Part of the chain’s new Strengthening Cities initiative, the funding is part of a larger $10 million, two-year commitment focused on Fresno and five other cities in supporting urban agriculture programs, community farms, and food distribution.
“We’re as eager to listen and learn from our Fresno partners as we are to support them,” said Matt DeCamara, executive director of Rite Aid Healthy Futures. “Together, we can make positive change one city, one neighborhood, one person, one action at a time. We can all be the human spark that drives real progress and uplifts our neighborhoods.”
Funding Will be Split in Two
Fresno Metro Ministry will get the largest chunk — $1.82 million — while FCHIP, a leading multi-sector network addressing health outcomes and inequities in Fresno County, will get $180,000.
The goal of the grants: broaden food access, advance food sovereignty, address food apartheid and ultimately improve health outcomes for children and their families.
These programs will include community gardens, urban farms, school partnerships, hunger-relief efforts, and helping students deal with the trauma of food insecurity.
Fresno Metro Ministry Will Focus on Food Equity and Recovery
Fresno Metro Ministry says it will support several youth-centered programs under the Food to Share project, including enrolling more than 100 students into its Metro Community Garden and Urban Farm after-school and summer gardening and farming programs.
“This is the beginning of an inclusive movement where children and youth will help lead the Fresno community toward a more equitable, healthy, and sustainable local food system.” — Keith Bergthold, executive director of Fresno Metro Ministry
Nearly 250 kids and teens will learn how to shop, cook, eat and enjoy healthier nutritional foods on a limited family budget through Fresno Metro Ministry’s Cooking Matters program.
The funding will also support the Fresno Metro Ministry’s food stewardship, waste prevention and food recovery programs, the development of the Fresno Food Policy Council, and six community organizations supporting students in targeted neighborhoods.
“This is the beginning of an inclusive movement where children and youth will help lead the Fresno community toward a more equitable, healthy, and sustainable local food system,” said Keith Bergthold, executive director of Fresno Metro Ministry.
“Not only are we developing a replicable model that other school communities and cities can scale, but hundreds of young, motivated leaders will emerge from our programs with the mindfulness, team-building skills, and self-awareness it takes to create truly resilient neighborhoods.”
Program Efforts Aim at Easing Youth Trauma
While Fresno Metro Ministry is focused on food efforts, FCHIP will help support youth leadership and education about food insecurity. It will also support service providers with training to be better equipped to mentor and guide youth at risk for toxic stress.
Artie Padilla, a member of the FCHIP leadership team, says toxic stress can have damaging effects on learning, behavior, and health spanning a lifetime.

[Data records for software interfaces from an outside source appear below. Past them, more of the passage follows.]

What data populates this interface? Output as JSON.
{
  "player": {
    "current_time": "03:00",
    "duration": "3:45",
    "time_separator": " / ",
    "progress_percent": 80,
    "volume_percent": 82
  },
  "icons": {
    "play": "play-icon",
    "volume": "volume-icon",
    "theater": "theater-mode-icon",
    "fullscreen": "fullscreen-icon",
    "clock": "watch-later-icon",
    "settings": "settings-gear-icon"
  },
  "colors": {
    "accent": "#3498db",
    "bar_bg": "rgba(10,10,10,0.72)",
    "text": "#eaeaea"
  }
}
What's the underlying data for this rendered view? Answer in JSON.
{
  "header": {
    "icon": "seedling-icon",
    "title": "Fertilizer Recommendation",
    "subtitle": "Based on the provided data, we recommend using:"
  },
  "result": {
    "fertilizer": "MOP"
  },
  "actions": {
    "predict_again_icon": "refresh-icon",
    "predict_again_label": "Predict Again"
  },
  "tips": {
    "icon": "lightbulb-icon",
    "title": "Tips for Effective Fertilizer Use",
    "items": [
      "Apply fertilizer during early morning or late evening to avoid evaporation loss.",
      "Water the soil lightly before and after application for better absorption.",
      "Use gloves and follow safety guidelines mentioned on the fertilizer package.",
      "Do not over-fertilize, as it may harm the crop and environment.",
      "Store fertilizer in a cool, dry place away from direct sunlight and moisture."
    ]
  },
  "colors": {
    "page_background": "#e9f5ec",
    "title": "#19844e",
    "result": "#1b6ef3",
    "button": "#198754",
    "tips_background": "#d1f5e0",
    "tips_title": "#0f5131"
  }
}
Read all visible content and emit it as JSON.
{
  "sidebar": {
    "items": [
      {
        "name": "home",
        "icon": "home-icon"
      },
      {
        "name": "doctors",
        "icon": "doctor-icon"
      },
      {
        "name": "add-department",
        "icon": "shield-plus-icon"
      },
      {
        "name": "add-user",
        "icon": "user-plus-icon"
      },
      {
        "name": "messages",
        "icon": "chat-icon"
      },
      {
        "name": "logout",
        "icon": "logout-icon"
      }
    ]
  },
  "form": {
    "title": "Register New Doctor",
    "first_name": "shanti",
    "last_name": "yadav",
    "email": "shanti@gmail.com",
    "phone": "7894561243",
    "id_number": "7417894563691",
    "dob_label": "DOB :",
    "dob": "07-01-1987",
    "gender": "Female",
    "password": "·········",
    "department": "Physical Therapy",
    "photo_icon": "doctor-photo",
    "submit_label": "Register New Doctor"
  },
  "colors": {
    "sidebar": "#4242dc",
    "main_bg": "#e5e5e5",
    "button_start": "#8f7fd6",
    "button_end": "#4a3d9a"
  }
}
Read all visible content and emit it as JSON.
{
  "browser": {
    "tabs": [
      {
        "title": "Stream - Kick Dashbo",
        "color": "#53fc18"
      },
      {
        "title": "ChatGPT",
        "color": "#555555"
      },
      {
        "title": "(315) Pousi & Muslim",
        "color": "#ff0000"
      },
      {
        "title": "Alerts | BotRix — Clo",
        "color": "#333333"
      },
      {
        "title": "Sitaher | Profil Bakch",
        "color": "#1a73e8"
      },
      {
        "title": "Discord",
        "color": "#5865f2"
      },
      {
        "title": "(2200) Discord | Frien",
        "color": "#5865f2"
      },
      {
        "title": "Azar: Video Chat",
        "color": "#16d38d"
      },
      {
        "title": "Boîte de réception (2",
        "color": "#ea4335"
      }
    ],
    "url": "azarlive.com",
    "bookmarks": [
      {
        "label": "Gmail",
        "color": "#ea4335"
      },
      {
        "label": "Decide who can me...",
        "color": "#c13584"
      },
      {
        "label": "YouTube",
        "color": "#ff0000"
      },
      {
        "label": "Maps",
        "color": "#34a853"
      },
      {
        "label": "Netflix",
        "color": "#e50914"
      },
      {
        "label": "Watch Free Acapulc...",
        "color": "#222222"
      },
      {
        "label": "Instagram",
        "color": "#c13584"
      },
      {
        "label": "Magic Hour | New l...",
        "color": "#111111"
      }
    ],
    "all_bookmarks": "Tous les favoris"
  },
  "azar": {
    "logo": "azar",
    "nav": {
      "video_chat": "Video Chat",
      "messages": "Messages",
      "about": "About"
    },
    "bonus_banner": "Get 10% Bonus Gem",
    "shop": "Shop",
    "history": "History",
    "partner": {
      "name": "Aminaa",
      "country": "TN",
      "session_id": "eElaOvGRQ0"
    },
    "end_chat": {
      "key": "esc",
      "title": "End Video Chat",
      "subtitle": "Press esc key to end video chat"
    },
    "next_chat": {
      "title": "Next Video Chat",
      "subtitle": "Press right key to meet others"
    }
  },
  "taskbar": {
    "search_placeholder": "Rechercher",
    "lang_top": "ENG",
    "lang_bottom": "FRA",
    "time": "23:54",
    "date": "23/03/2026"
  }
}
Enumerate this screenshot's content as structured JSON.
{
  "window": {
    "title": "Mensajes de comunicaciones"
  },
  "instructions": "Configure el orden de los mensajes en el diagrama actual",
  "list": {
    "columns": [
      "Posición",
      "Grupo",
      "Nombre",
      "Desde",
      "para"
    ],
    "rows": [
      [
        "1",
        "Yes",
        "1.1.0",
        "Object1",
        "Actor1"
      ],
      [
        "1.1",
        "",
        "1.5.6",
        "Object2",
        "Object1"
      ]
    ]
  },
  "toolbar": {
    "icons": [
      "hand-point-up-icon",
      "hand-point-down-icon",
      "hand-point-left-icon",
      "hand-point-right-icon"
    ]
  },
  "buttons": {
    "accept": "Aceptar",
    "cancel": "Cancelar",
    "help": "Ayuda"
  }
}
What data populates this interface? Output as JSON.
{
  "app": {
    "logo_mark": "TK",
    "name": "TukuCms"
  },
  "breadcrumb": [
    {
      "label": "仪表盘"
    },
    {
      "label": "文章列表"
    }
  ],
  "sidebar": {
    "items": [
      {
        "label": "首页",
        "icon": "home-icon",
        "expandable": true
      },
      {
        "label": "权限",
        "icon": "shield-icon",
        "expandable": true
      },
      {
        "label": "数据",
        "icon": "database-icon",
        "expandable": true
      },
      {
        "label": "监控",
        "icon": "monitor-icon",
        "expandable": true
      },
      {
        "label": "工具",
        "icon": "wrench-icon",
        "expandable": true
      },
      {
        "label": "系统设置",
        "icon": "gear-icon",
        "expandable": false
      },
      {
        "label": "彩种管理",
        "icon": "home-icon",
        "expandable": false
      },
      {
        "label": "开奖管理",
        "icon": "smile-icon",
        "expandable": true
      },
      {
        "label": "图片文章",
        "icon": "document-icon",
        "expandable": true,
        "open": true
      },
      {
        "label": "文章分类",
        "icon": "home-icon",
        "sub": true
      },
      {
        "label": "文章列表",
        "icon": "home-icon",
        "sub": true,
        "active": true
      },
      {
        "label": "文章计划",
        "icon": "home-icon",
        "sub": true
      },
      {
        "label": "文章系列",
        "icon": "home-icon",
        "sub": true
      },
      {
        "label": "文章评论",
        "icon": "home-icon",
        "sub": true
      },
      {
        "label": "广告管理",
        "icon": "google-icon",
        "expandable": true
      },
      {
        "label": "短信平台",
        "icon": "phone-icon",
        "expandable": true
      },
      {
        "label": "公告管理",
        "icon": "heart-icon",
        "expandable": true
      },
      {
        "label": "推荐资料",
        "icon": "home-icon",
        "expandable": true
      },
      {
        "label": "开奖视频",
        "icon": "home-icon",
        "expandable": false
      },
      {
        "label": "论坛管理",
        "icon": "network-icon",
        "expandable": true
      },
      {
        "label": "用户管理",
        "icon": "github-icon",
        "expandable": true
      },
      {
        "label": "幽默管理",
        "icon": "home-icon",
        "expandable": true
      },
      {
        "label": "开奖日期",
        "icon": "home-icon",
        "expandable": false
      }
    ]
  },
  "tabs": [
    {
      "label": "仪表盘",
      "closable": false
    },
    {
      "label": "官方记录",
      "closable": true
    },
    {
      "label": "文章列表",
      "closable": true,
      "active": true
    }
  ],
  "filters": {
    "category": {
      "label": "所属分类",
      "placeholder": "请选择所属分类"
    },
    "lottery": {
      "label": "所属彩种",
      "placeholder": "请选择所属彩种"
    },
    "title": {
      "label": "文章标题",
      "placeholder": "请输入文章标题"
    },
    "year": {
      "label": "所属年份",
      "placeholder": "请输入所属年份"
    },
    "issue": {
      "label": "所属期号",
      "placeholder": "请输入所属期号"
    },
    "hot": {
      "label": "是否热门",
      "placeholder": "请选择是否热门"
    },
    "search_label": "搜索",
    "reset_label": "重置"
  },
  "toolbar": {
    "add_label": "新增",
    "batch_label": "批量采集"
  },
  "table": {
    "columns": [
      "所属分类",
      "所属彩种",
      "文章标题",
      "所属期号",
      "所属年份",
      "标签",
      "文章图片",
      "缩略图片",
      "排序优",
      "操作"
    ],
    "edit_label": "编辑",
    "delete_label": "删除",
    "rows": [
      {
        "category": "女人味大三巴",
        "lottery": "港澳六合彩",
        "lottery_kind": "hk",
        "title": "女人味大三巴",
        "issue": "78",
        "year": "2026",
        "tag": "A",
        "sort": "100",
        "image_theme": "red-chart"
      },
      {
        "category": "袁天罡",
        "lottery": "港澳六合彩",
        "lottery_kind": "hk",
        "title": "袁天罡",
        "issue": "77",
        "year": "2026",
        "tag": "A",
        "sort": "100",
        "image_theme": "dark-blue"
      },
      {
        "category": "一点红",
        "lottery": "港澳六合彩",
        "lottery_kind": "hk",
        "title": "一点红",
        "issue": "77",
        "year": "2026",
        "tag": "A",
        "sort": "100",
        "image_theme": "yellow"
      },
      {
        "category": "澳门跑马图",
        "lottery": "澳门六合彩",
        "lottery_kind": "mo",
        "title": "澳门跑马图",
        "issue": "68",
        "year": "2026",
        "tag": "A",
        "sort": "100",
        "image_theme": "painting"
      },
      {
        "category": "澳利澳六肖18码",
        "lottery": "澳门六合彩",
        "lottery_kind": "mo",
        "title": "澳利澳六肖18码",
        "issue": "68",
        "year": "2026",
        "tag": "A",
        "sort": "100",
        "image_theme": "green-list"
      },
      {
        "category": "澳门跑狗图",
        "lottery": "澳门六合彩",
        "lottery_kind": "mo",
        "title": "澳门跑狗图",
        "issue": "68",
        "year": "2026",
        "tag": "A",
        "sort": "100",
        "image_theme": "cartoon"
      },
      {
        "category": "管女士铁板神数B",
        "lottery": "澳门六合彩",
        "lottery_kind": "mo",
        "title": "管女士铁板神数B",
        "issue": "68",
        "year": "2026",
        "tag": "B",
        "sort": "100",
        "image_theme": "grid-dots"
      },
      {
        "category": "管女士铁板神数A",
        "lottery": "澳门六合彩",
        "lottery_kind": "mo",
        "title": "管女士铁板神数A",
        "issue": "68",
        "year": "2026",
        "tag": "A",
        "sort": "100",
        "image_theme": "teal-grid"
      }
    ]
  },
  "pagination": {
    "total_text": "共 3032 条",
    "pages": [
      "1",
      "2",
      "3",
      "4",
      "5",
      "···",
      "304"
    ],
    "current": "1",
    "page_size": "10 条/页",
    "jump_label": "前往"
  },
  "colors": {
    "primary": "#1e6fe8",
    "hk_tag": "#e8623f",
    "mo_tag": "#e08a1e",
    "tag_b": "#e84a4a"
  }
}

“By intentionally teaching service providers how to recognize and mitigate the cumulative toll of toxic stress, we can help them develop the positive, nurturing relationships needed to improve children’s health and well-being,” said Padilla.
Food Inequality and Access in Fresno
According to the FCHIPs Healthy Fresno Community Dashboard, nearly 30% of Black families and 25% of Latino families live below the poverty line, compared to 7.6% of white families.
Ironically, while Fresno County is the country’s No. 1 agricultural producer, there are five times as many fast-food restaurants and convenience stores than supermarkets, and transportation limitations keep thousands of Fresno residents from affordable healthy foods.
The U.S. Department of Agriculture identifies 93 census tracts where county residents live more than half a mile (city) or 10 miles (rural) from the nearest grocery store.
In total, more than 800 Fresno students and service providers will benefit from the programs funded by the Strengthening Cities initiative.
“Racial inequities and health disparities across big cities and small towns in the U.S. continue to profoundly affect the lives and futures of tens of millions of Americans every day. ZIP codes have unparalleled consequences for one’s life opportunities and long-term outlook,” said DeCamara.
“The Strengthening Cities initiative will confront the harsh realities of poverty and hunger while impacting many lives and futures. We cannot achieve racial equity if we do not also achieve health equity for all Americans.”